**PROBLEM DETAILS**
Please copy every record exactly as it is written.

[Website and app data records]
··········
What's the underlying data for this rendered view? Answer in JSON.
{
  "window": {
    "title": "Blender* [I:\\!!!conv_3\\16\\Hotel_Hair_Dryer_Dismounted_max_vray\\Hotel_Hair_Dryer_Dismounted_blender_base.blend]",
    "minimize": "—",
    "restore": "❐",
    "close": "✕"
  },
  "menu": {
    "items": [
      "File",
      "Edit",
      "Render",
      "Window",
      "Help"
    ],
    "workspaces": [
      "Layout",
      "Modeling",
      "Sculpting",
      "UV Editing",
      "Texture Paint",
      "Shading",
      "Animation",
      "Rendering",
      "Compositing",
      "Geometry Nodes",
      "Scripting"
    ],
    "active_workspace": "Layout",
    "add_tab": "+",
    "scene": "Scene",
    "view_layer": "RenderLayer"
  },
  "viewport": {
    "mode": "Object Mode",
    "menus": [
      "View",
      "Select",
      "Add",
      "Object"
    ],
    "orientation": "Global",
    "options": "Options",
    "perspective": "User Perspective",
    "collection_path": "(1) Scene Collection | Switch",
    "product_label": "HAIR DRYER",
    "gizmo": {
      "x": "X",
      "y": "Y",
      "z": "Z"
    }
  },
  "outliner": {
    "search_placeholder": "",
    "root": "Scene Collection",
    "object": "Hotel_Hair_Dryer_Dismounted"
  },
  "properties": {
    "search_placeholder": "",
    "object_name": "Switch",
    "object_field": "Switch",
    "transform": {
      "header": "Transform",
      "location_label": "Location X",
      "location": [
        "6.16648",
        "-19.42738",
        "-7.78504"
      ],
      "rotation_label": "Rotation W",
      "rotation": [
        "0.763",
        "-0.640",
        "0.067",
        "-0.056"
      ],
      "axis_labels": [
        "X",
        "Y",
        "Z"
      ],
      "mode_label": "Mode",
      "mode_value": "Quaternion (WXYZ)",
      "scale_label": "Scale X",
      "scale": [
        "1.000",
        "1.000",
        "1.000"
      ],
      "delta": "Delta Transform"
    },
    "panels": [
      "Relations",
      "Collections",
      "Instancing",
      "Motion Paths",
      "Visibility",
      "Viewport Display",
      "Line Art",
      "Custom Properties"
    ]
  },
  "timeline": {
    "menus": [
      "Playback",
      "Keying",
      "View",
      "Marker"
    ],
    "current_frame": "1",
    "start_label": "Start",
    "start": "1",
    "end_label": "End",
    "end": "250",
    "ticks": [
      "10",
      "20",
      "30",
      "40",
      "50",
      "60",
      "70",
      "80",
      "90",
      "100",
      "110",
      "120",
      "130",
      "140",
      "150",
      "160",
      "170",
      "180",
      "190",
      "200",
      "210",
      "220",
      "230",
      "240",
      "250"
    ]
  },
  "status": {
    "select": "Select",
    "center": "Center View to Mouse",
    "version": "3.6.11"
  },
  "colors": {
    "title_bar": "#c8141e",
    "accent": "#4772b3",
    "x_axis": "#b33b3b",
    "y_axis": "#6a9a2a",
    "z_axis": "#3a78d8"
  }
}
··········
**RESPONSE**
What's the underlying data for this rendered view? Answer in JSON.
{
  "window": {
    "title": "Blender* [I:\\!!!conv_3\\16\\Hotel_Hair_Dryer_Dismounted_max_vray\\Hotel_Hair_Dryer_Dismounted_blender_base.blend]",
    "minimize": "—",
    "restore": "❐",
    "close": "✕"
  },
  "menu": {
    "items": [
      "File",
      "Edit",
      "Render",
      "Window",
      "Help"
    ],
    "workspaces": [
      "Layout",
      "Modeling",
      "Sculpting",
      "UV Editing",
      "Texture Paint",
      "Shading",
      "Animation",
      "Rendering",
      "Compositing",
      "Geometry Nodes",
      "Scripting"
    ],
    "active_workspace": "Layout",
    "add_tab": "+",
    "scene": "Scene",
    "view_layer": "RenderLayer"
  },
  "viewport": {
    "mode": "Object Mode",
    "menus": [
      "View",
      "Select",
      "Add",
      "Object"
    ],
    "orientation": "Global",
    "options": "Options",
    "perspective": "User Perspective",
    "collection_path": "(1) Scene Collection | Switch",
    "product_label": "HAIR DRYER",
    "gizmo": {
      "x": "X",
      "y": "Y",
      "z": "Z"
    }
  },
  "outliner": {
    "search_placeholder": "",
    "root": "Scene Collection",
    "object": "Hotel_Hair_Dryer_Dismounted"
  },
  "properties": {
    "search_placeholder": "",
    "object_name": "Switch",
    "object_field": "Switch",
    "transform": {
      "header": "Transform",
      "location_label": "Location X",
      "location": [
        "6.16648",
        "-19.42738",
        "-7.78504"
      ],
      "rotation_label": "Rotation W",
      "rotation": [
        "0.763",
        "-0.640",
        "0.067",
        "-0.056"
      ],
      "axis_labels": [
        "X",
        "Y",
        "Z"
      ],
      "mode_label": "Mode",
      "mode_value": "Quaternion (WXYZ)",
      "scale_label": "Scale X",
      "scale": [
        "1.000",
        "1.000",
        "1.000"
      ],
      "delta": "Delta Transform"
    },
    "panels": [
      "Relations",
      "Collections",
      "Instancing",
      "Motion Paths",
      "Visibility",
      "Viewport Display",
      "Line Art",
      "Custom Properties"
    ]
  },
  "timeline": {
    "menus": [
      "Playback",
      "Keying",
      "View",
      "Marker"
    ],
    "current_frame": "1",
    "start_label": "Start",
    "start": "1",
    "end_label": "End",
    "end": "250",
    "ticks": [
      "10",
      "20",
      "30",
      "40",
      "50",
      "60",
      "70",
      "80",
      "90",
      "100",
      "110",
      "120",
      "130",
      "140",
      "150",
      "160",
      "170",
      "180",
      "190",
      "200",
      "210",
      "220",
      "230",
      "240",
      "250"
    ]
  },
  "status": {
    "select": "Select",
    "center": "Center View to Mouse",
    "version": "3.6.11"
  },
  "colors": {
    "title_bar": "#c8141e",
    "accent": "#4772b3",
    "x_axis": "#b33b3b",
    "y_axis": "#6a9a2a",
    "z_axis": "#3a78d8"
  }
}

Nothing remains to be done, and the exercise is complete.